▶ _Problem to work on_: All of the material must be duplicated exactly, line by line.

▶ _Records for this exercise_:
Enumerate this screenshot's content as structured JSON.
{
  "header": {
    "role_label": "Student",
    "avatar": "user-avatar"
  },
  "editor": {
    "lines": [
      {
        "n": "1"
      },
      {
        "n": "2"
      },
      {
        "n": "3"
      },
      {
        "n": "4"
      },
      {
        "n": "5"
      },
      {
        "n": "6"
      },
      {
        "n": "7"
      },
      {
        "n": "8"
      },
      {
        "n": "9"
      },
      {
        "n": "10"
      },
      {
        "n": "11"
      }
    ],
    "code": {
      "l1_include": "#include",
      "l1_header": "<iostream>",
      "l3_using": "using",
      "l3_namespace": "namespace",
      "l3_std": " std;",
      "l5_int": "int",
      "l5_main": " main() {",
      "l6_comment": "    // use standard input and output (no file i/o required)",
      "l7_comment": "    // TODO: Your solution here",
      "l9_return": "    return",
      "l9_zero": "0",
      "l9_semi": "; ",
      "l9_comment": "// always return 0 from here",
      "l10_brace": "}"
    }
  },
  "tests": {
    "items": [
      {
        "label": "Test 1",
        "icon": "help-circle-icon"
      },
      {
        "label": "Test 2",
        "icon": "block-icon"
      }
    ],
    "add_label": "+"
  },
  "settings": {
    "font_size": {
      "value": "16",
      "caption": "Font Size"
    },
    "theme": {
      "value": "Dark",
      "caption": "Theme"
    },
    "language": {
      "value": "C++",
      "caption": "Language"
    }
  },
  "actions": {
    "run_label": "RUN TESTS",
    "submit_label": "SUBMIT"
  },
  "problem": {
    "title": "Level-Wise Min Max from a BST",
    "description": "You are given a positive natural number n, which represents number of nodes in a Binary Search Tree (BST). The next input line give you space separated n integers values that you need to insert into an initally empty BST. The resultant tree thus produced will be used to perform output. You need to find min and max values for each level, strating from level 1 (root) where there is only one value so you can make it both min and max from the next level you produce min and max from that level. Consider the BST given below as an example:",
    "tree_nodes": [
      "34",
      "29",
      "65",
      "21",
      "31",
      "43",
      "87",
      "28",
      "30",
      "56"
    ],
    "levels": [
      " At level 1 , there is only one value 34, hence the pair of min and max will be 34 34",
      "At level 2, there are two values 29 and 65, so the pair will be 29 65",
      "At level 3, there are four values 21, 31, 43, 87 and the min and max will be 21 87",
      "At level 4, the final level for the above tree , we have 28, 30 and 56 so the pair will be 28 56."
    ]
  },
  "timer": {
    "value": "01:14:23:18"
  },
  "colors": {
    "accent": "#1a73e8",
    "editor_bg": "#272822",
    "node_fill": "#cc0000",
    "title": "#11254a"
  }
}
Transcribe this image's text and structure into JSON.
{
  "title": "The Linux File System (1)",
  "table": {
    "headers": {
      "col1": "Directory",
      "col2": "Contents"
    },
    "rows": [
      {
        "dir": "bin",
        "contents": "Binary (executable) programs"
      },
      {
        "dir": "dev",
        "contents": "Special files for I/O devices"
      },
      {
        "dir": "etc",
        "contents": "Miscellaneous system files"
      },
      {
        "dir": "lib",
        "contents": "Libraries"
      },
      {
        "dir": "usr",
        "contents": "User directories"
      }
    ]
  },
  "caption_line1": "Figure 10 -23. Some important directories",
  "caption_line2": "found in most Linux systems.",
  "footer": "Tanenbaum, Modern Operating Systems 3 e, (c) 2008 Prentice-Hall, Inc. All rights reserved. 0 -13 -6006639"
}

▶ _Written reply_:
Enumerate this screenshot's content as structured JSON.
{
  "header": {
    "role_label": "Student",
    "avatar": "user-avatar"
  },
  "editor": {
    "lines": [
      {
        "n": "1"
      },
      {
        "n": "2"
      },
      {
        "n": "3"
      },
      {
        "n": "4"
      },
      {
        "n": "5"
      },
      {
        "n": "6"
      },
      {
        "n": "7"
      },
      {
        "n": "8"
      },
      {
        "n": "9"
      },
      {
        "n": "10"
      },
      {
        "n": "11"
      }
    ],
    "code": {
      "l1_include": "#include",
      "l1_header": "<iostream>",
      "l3_using": "using",
      "l3_namespace": "namespace",
      "l3_std": " std;",
      "l5_int": "int",
      "l5_main": " main() {",
      "l6_comment": "    // use standard input and output (no file i/o required)",
      "l7_comment": "    // TODO: Your solution here",
      "l9_return": "    return",
      "l9_zero": "0",
      "l9_semi": "; ",
      "l9_comment": "// always return 0 from here",
      "l10_brace": "}"
    }
  },
  "tests": {
    "items": [
      {
        "label": "Test 1",
        "icon": "help-circle-icon"
      },
      {
        "label": "Test 2",
        "icon": "block-icon"
      }
    ],
    "add_label": "+"
  },
  "settings": {
    "font_size": {
      "value": "16",
      "caption": "Font Size"
    },
    "theme": {
      "value": "Dark",
      "caption": "Theme"
    },
    "language": {
      "value": "C++",
      "caption": "Language"
    }
  },
  "actions": {
    "run_label": "RUN TESTS",
    "submit_label": "SUBMIT"
  },
  "problem": {
    "title": "Level-Wise Min Max from a BST",
    "description": "You are given a positive natural number n, which represents number of nodes in a Binary Search Tree (BST). The next input line give you space separated n integers values that you need to insert into an initally empty BST. The resultant tree thus produced will be used to perform output. You need to find min and max values for each level, strating from level 1 (root) where there is only one value so you can make it both min and max from the next level you produce min and max from that level. Consider the BST given below as an example:",
    "tree_nodes": [
      "34",
      "29",
      "65",
      "21",
      "31",
      "43",
      "87",
      "28",
      "30",
      "56"
    ],
    "levels": [
      " At level 1 , there is only one value 34, hence the pair of min and max will be 34 34",
      "At level 2, there are two values 29 and 65, so the pair will be 29 65",
      "At level 3, there are four values 21, 31, 43, 87 and the min and max will be 21 87",
      "At level 4, the final level for the above tree , we have 28, 30 and 56 so the pair will be 28 56."
    ]
  },
  "timer": {
    "value": "01:14:23:18"
  },
  "colors": {
    "accent": "#1a73e8",
    "editor_bg": "#272822",
    "node_fill": "#cc0000",
    "title": "#11254a"
  }
}
Transcribe this image's text and structure into JSON.
{
  "title": "The Linux File System (1)",
  "table": {
    "headers": {
      "col1": "Directory",
      "col2": "Contents"
    },
    "rows": [
      {
        "dir": "bin",
        "contents": "Binary (executable) programs"
      },
      {
        "dir": "dev",
        "contents": "Special files for I/O devices"
      },
      {
        "dir": "etc",
        "contents": "Miscellaneous system files"
      },
      {
        "dir": "lib",
        "contents": "Libraries"
      },
      {
        "dir": "usr",
        "contents": "User directories"
      }
    ]
  },
  "caption_line1": "Figure 10 -23. Some important directories",
  "caption_line2": "found in most Linux systems.",
  "footer": "Tanenbaum, Modern Operating Systems 3 e, (c) 2008 Prentice-Hall, Inc. All rights reserved. 0 -13 -6006639"
}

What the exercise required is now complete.